HIS-20105 - Rebels and Revolutionaries in Colonial American History (1607-1776)
Coordinator: Kristen Brill Tel: +44 1782 7 33201
Lecture Time: See Timetable...
Level: Level 5
Credits: 15
Study Hours: 150
School Office: 01782 733147

Programme/Approved Electives for 2023/24


Available as a Free Standing Elective






Barred Combinations


Description for 2023/24

The module aims to develop students' critical thinking and analytical skill sets in their exploration of the social, economic, political and cultural history of British North America (1607-1776).

Talis Aspire Reading List
Any reading lists will be provided by the start of the course.

Intended Learning Outcomes

critically engage with the changing relationship between Britain and its American colonies over the course of the 17th and 18th centuries: 1,2
constructively analyze the role of identity politics and the interplay between social, political, economic and cultural history in the study of British North America before the American Revolution: 1,2
investigate and evaluate the use of primary and secondary sources in historical analysis: 1,2
assess and evaluate relevant historical debates: 1,2
communicate ideas and arguments cogently and effectively in oral and written forms: 1,2
conduct independent research as well as to work collaboratively in groups to meet deadlines: 1,2

Study hours

Scheduled Teaching Hours
12 x 2-hour seminars = 24
12 x 1-hour extra contact hour = 12
Seminar Preparation (for 12 seminars) = 72
Group Presentation Preparation = 14
Essay Preparation = 28

School Rules


Description of Module Assessment

1: Essay weighted 65%
Students will write a 1,500-word research essay on one of ten questions based on seminar topics.
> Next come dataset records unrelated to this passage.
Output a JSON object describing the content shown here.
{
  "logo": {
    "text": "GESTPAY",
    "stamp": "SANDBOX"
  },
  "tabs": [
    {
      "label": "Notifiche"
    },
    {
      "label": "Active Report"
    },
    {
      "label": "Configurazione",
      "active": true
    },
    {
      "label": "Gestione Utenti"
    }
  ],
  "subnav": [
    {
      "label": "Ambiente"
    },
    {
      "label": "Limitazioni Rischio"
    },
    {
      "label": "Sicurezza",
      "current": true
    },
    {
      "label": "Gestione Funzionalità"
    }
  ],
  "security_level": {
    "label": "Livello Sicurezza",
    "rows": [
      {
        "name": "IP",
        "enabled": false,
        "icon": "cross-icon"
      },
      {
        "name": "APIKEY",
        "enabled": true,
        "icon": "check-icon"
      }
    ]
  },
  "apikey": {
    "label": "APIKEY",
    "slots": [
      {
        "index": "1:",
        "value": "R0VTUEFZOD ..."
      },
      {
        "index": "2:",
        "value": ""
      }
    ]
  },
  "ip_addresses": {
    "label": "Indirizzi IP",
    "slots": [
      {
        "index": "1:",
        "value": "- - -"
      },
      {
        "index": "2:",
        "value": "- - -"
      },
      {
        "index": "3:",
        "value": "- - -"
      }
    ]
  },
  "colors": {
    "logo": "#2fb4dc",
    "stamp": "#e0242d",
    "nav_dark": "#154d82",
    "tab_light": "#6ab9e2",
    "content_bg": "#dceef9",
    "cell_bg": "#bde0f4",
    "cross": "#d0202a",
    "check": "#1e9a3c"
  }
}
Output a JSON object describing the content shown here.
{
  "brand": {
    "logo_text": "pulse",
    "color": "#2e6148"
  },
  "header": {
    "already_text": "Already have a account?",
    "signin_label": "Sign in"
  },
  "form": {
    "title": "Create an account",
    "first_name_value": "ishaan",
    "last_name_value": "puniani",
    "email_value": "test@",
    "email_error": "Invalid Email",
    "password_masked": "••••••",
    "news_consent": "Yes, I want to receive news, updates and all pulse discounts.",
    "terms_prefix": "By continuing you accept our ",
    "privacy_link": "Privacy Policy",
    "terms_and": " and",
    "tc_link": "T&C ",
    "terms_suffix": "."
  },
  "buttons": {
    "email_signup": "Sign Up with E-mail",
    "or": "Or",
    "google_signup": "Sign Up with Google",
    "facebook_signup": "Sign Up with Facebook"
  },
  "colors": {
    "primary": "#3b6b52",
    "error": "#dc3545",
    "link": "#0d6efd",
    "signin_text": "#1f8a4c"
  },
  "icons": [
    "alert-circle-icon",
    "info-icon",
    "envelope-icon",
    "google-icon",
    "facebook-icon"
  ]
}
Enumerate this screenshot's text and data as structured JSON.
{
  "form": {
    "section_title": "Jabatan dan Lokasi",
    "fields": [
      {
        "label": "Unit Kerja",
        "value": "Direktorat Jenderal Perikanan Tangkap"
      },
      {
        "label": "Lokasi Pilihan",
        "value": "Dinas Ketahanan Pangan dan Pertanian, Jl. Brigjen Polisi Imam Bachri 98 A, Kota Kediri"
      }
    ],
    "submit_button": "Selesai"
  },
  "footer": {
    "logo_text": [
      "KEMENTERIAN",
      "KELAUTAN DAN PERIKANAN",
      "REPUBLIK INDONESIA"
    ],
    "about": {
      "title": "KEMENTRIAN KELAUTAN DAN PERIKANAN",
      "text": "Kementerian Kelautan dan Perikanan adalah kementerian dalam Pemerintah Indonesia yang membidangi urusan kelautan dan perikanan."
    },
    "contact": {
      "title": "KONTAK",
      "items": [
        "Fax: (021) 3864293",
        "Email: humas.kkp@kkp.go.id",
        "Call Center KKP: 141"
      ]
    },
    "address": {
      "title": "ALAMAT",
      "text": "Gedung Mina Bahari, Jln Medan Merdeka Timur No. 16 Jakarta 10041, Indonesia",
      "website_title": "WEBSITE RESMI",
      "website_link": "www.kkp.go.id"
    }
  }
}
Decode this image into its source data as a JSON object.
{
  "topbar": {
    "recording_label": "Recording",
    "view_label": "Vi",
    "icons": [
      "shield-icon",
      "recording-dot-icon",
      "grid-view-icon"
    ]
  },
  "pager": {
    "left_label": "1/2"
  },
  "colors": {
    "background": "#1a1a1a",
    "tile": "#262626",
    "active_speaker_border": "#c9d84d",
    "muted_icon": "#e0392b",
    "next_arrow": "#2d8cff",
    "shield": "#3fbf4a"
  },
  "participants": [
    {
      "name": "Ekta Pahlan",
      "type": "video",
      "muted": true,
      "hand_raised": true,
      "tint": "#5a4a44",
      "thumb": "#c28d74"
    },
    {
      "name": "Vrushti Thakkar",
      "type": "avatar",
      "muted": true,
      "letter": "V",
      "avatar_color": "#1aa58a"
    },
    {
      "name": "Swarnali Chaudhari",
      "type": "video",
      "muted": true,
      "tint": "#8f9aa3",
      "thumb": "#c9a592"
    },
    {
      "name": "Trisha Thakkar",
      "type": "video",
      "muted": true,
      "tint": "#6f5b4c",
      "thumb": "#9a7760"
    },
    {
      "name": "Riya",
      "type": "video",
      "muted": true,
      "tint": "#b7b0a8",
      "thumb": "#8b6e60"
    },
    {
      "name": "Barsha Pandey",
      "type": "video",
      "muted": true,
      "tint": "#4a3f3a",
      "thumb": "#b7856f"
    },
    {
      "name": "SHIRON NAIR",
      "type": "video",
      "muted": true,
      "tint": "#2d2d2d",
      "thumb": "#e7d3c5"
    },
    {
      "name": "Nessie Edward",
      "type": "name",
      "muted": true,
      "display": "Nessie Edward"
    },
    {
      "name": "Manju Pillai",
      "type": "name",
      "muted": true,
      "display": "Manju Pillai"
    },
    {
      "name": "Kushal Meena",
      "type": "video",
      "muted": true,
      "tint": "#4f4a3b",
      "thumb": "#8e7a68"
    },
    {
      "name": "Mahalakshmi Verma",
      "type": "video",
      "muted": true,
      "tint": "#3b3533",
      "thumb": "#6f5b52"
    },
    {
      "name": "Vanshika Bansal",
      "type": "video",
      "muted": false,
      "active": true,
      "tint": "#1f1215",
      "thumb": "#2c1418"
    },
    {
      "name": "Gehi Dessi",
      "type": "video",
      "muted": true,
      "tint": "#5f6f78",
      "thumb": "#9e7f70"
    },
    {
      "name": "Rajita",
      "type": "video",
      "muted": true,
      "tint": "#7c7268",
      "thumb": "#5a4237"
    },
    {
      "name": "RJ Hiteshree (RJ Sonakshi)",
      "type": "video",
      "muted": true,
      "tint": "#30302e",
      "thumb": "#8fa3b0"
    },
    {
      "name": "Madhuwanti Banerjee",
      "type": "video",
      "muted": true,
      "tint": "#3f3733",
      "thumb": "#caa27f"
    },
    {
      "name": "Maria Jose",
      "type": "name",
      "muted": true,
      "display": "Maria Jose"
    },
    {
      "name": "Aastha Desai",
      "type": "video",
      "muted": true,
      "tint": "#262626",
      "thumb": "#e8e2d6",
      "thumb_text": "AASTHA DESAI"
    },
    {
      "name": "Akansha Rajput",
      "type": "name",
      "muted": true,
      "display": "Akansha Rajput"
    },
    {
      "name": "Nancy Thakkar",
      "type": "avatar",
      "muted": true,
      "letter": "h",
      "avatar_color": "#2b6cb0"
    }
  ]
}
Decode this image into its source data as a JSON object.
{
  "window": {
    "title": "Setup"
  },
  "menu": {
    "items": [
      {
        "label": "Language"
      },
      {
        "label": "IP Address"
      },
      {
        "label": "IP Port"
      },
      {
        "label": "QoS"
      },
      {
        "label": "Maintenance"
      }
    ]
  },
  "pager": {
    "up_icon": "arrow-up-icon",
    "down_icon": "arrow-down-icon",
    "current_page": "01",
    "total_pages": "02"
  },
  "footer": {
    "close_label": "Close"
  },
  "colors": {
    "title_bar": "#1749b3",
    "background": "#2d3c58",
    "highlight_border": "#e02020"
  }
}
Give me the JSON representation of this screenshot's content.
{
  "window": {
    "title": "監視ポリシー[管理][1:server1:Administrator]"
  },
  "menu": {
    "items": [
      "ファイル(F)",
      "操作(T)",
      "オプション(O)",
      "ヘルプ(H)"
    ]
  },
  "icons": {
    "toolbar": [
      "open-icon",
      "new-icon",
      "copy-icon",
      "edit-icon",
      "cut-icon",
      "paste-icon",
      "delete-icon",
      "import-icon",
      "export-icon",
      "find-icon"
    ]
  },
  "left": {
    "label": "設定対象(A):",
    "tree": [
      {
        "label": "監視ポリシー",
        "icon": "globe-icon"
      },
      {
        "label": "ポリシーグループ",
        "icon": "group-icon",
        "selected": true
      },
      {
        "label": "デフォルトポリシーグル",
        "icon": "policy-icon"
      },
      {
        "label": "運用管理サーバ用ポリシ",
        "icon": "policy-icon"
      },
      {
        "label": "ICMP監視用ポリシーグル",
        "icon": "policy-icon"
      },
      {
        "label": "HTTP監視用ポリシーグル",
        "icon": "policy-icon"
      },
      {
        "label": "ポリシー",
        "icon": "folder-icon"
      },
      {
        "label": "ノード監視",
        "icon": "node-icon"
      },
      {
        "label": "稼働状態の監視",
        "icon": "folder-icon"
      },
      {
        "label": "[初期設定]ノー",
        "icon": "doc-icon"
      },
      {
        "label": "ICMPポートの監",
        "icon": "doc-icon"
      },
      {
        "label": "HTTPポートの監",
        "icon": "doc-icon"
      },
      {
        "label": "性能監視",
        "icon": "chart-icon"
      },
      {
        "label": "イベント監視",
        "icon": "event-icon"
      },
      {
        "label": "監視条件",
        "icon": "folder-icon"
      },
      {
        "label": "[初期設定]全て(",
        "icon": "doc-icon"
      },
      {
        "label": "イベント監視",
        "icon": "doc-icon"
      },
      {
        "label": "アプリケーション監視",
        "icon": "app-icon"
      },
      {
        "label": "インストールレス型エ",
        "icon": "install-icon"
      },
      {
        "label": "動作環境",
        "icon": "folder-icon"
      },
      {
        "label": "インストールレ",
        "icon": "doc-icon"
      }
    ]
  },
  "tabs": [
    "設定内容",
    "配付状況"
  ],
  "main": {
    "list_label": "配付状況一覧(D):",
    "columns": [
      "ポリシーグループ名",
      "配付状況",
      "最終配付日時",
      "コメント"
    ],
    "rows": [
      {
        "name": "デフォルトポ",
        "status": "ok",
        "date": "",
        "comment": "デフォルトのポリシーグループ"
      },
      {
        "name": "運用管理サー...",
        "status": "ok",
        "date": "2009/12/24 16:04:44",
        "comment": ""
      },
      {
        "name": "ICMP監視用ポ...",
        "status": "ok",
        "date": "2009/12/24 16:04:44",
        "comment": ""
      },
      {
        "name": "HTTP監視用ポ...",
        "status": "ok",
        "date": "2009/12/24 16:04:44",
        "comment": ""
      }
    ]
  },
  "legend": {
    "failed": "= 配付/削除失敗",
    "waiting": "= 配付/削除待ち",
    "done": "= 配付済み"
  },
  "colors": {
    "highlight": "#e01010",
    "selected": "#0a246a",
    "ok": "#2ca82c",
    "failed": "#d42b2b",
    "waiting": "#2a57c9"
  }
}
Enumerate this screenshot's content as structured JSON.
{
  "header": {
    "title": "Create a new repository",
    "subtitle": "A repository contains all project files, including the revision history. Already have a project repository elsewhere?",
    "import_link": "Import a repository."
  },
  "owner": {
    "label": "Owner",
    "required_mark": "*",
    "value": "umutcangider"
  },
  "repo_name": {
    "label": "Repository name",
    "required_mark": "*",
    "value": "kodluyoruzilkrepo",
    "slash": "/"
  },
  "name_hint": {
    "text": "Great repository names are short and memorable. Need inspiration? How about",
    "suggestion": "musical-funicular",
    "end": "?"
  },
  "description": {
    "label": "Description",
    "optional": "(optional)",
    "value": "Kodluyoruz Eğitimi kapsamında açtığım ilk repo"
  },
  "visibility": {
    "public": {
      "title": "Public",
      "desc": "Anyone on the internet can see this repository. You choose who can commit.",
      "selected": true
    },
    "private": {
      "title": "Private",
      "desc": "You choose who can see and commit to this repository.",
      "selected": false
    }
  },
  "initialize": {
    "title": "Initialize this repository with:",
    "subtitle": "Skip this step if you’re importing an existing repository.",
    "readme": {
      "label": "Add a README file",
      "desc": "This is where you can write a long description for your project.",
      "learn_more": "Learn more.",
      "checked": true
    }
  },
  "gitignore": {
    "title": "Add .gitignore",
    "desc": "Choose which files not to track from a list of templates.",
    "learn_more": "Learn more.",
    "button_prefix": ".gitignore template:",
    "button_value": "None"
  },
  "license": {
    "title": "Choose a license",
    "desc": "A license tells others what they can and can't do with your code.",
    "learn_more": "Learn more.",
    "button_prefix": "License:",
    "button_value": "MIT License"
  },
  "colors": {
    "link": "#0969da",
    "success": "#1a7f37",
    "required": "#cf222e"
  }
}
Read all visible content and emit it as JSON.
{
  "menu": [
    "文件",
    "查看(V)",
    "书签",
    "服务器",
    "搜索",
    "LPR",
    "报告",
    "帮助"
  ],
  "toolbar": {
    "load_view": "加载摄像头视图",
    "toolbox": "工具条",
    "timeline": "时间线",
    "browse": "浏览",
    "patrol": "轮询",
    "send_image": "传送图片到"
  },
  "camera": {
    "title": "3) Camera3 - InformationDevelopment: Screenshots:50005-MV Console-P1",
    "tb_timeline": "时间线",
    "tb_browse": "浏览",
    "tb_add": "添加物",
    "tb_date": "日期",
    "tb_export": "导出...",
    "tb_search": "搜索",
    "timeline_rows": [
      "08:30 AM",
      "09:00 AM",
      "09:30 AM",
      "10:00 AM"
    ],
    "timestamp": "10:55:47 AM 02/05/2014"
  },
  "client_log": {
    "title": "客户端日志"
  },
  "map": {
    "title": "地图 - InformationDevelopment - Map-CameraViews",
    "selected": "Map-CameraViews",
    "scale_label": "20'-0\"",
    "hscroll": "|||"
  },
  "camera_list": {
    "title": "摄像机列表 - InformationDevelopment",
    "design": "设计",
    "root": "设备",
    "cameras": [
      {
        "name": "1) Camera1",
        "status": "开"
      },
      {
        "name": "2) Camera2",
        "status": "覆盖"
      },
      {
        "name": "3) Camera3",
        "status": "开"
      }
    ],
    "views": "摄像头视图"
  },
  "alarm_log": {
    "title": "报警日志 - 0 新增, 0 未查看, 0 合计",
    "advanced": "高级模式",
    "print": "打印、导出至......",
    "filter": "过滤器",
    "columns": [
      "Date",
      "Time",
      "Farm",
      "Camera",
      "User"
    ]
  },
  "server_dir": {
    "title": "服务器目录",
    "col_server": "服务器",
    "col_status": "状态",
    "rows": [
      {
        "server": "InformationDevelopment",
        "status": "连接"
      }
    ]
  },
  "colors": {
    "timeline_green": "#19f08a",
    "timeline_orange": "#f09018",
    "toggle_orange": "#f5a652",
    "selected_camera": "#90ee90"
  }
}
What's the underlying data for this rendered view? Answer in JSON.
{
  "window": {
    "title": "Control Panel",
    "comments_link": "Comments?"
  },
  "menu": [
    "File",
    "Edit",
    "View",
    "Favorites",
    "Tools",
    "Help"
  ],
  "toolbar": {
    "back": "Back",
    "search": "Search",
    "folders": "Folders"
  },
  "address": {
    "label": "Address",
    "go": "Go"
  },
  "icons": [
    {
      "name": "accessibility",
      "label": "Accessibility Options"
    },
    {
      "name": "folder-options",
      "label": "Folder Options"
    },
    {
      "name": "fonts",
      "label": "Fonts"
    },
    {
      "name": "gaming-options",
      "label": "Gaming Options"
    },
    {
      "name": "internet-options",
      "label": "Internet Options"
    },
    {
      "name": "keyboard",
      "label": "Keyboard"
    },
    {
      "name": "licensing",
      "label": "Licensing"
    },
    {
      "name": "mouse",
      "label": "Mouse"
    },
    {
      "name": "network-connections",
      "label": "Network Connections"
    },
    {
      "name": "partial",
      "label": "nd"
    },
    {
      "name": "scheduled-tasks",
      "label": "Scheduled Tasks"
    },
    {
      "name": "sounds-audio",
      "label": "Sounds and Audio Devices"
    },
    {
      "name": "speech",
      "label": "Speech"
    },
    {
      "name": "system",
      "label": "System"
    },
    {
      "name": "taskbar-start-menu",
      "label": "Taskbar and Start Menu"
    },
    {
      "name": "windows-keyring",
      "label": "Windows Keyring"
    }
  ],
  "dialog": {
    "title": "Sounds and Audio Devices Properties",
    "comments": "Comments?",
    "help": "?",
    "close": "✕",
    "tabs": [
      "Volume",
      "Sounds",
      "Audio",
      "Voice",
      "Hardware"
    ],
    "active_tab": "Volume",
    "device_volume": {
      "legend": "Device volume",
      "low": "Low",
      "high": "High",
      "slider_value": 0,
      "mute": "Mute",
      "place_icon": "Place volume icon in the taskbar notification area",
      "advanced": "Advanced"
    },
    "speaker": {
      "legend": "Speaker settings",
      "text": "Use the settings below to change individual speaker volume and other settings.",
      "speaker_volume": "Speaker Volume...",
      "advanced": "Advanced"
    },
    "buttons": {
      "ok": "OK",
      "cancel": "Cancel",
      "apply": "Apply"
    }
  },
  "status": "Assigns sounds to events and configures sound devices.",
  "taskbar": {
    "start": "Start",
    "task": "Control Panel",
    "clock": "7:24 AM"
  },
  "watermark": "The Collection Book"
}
2: Group Presentation weighted 35%
Group Presentation
In groups of two to four, students will give a 15-minute presentation. Each student will give one presentation over the course of the module. Presentations will critically engage with the required primary and secondary readings. Presentations will also draw connections to wider course themes and raise questions for class discussion. Marks will be awarded on an individual basis based on the individual's contribution to the presentation.